Lisa Davis is the Clinical Professor of Law for the Human Rights and Gender Justice Clinic (formerly named International Women’s Human Rights Clinic). She has written and reported extensively on human rights and gender issues, including on women’s rights and LGBTIQ rights, with a focus on peace building and security issues in conflict and disaster settings. She has testified before U.S. Congress, U.K. Parliament, the Inter-American Commission on Human Rights and various international human rights bodies. In 2016, Professor Davis was elected by her peers to deliver the civil society statement for the U.N. Security Council’s open debate on the use of sexual violence in conflict situations.
In the case Karen Atala and Daughters v Chile, Professor Davis co-authored the only amicus curiae brief to argue that sexual orientation and gender identity are protected classes under international law. Among others, the brief was also co-authored by attorneys at the law firm Morrison & Foerster, who focused on the custody issue at hand, arguing that sexual orientation and gender identity should not be factors in custody determinations. In 2012, the Inter-American Court of Human Rights issued a groundbreaking decision, providing for an explicit prohibition of discrimination based on sexual orientation or gender identity.
In 2010, Professor Davis served as lead counsel for the Inter-American Commission petition on behalf of displaced Haitian women and girls, which resulted in the Commission’s first-ever precautionary measures decision recognizing state responsibility to prevent third-party gender-based violence. She was subsequently awarded the 2011 People’s Choice Gavel Award by her peers for the decision.

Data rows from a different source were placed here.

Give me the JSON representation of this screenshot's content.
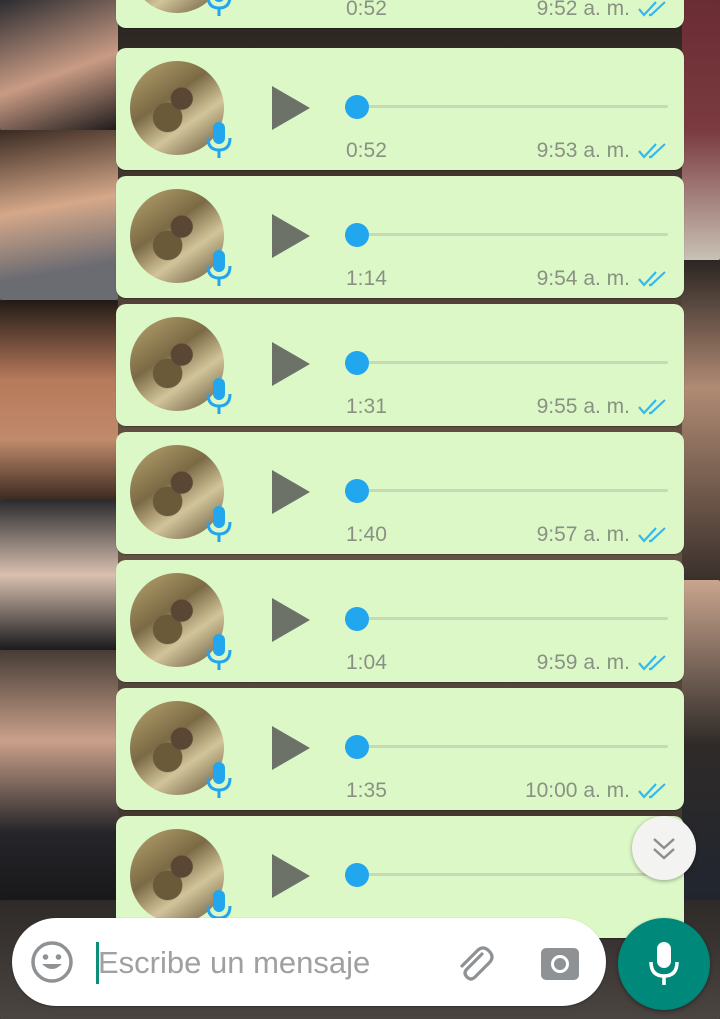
{
  "colors": {
    "bubble_bg": "#dcf8c6",
    "accent_blue": "#22a6ee",
    "fab_green": "#00897b",
    "meta_text": "#8a9184"
  },
  "messages": [
    {
      "duration": "0:52",
      "time": "9:52 a. m.",
      "status": "read",
      "progress": 0
    },
    {
      "duration": "0:52",
      "time": "9:53 a. m.",
      "status": "read",
      "progress": 0
    },
    {
      "duration": "1:14",
      "time": "9:54 a. m.",
      "status": "read",
      "progress": 0
    },
    {
      "duration": "1:31",
      "time": "9:55 a. m.",
      "status": "read",
      "progress": 0
    },
    {
      "duration": "1:40",
      "time": "9:57 a. m.",
      "status": "read",
      "progress": 0
    },
    {
      "duration": "1:04",
      "time": "9:59 a. m.",
      "status": "read",
      "progress": 0
    },
    {
      "duration": "1:35",
      "time": "10:00 a. m.",
      "status": "read",
      "progress": 0
    },
    {
      "duration": "",
      "time": "",
      "status": "",
      "progress": 0
    }
  ],
  "composer": {
    "placeholder": "Escribe un mensaje",
    "value": "",
    "icons": [
      "emoji-icon",
      "paperclip-icon",
      "camera-icon",
      "microphone-icon"
    ]
  },
  "scroll_button": {
    "icon": "double-chevron-down-icon"
  }
}
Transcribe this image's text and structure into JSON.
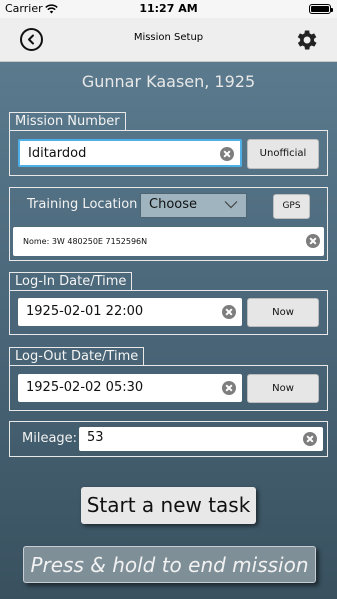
{
  "status": {
    "carrier": "Carrier",
    "time": "11:27 AM"
  },
  "nav": {
    "title": "Mission Setup",
    "back_icon": "back-circle-icon",
    "settings_icon": "gear-icon"
  },
  "pilot_name": "Gunnar Kaasen, 1925",
  "mission": {
    "label": "Mission Number",
    "value": "Iditardod",
    "button": "Unofficial"
  },
  "training": {
    "label": "Training Location",
    "select_value": "Choose",
    "gps_button": "GPS",
    "location_text": "Nome: 3W 480250E  7152596N"
  },
  "login": {
    "label": "Log-In Date/Time",
    "value": "1925-02-01 22:00",
    "button": "Now"
  },
  "logout": {
    "label": "Log-Out Date/Time",
    "value": "1925-02-02 05:30",
    "button": "Now"
  },
  "mileage": {
    "label": "Mileage:",
    "value": "53"
  },
  "start_button": "Start a new task",
  "end_button": "Press & hold to end mission",
  "colors": {
    "background": "#4d6a7d",
    "focus": "#4fb0e8",
    "nav": "#eeeeee"
  }
}
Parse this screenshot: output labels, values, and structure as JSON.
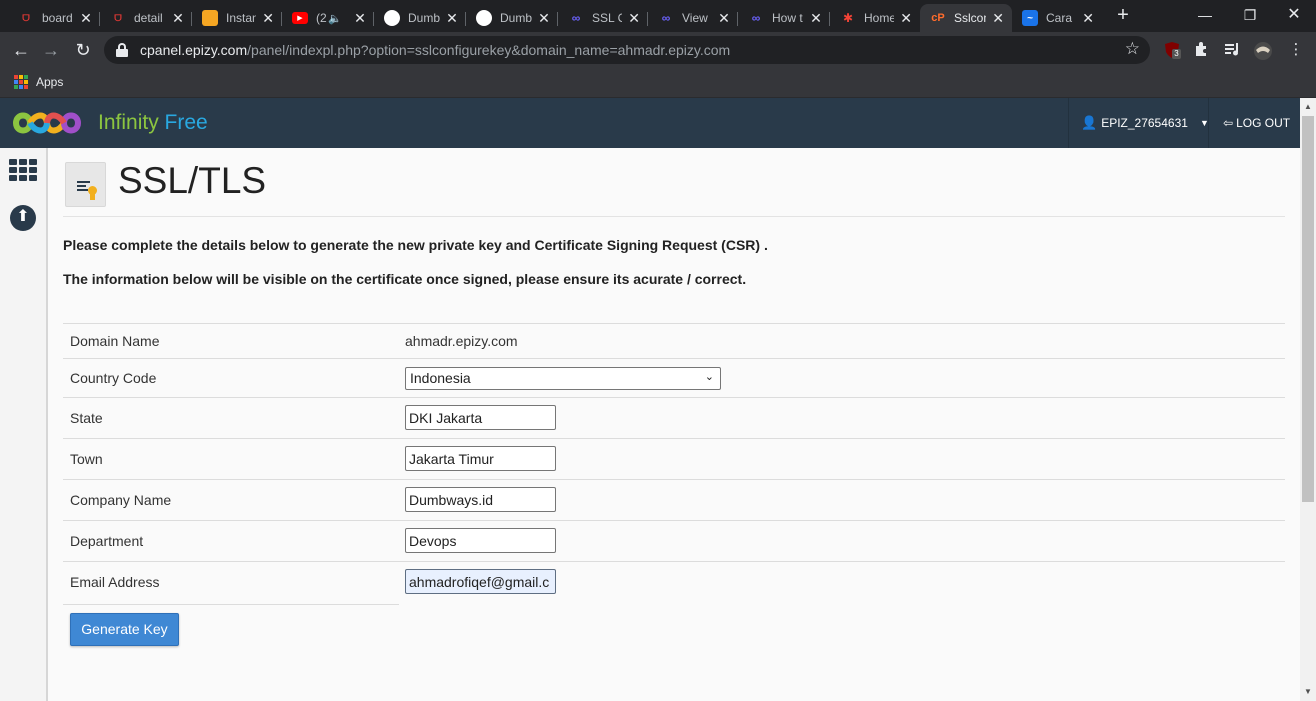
{
  "browser": {
    "tabs": [
      {
        "title": "board",
        "favicon_color": "#e53935",
        "favicon_glyph": "DW"
      },
      {
        "title": "detail",
        "favicon_color": "#e53935",
        "favicon_glyph": "DW"
      },
      {
        "title": "Instan",
        "favicon_color": "#f5a623",
        "favicon_glyph": "box"
      },
      {
        "title": "(2",
        "favicon_color": "#ff0000",
        "favicon_glyph": "yt"
      },
      {
        "title": "Dumb",
        "favicon_color": "#ffffff",
        "favicon_glyph": "gh"
      },
      {
        "title": "Dumb",
        "favicon_color": "#ffffff",
        "favicon_glyph": "gh"
      },
      {
        "title": "SSL C",
        "favicon_color": "#6c63ff",
        "favicon_glyph": "inf"
      },
      {
        "title": "View",
        "favicon_color": "#6c63ff",
        "favicon_glyph": "inf"
      },
      {
        "title": "How t",
        "favicon_color": "#6c63ff",
        "favicon_glyph": "inf"
      },
      {
        "title": "Home",
        "favicon_color": "#f44336",
        "favicon_glyph": "joomla"
      },
      {
        "title": "Sslcon",
        "favicon_color": "#ff6c2c",
        "favicon_glyph": "cp",
        "active": true
      },
      {
        "title": "Cara I",
        "favicon_color": "#1a73e8",
        "favicon_glyph": "blog"
      }
    ],
    "close_glyph": "✕",
    "new_tab_glyph": "+",
    "window_controls": {
      "minimize": "—",
      "restore": "❐",
      "close": "✕"
    },
    "url_host": "cpanel.epizy.com",
    "url_path": "/panel/indexpl.php?option=sslconfigurekey&domain_name=ahmadr.epizy.com",
    "ublock_badge": "3",
    "bookmarks": {
      "apps_label": "Apps"
    }
  },
  "header": {
    "brand_part1": "Infinity",
    "brand_part2": "Free",
    "username": "EPIZ_27654631",
    "logout_label": "LOG OUT"
  },
  "page": {
    "title": "SSL/TLS",
    "intro_line1": "Please complete the details below to generate the new private key and Certificate Signing Request (CSR) .",
    "intro_line2": "The information below will be visible on the certificate once signed, please ensure its acurate / correct."
  },
  "form": {
    "domain_name_label": "Domain Name",
    "domain_name_value": "ahmadr.epizy.com",
    "country_code_label": "Country Code",
    "country_code_value": "Indonesia",
    "state_label": "State",
    "state_value": "DKI Jakarta",
    "town_label": "Town",
    "town_value": "Jakarta Timur",
    "company_label": "Company Name",
    "company_value": "Dumbways.id",
    "department_label": "Department",
    "department_value": "Devops",
    "email_label": "Email Address",
    "email_value": "ahmadrofiqef@gmail.c",
    "submit_label": "Generate Key"
  },
  "colors": {
    "header_bg": "#293a4a",
    "brand_green": "#8cc540",
    "brand_blue": "#29a8e0",
    "button_blue": "#3f88d4"
  }
}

Professor Davis is an alumna of CUNY Law School and joined the faculty in 2010. She currently serves as a board member of the LGBT Social Science and Public Policy Center at Roosevelt House. She is a faculty advisor for the Sorensen Center for International Peace and Justice, faculty advisor to the CUNY Law Review and faculty board member of the CUNY Law Foundation. Prior to joining CUNY Law, she established the advocacy department at MADRE, an international women’s human rights organization, where she developed the legal advocacy platform to advance women’s human rights in peace-building and security issues.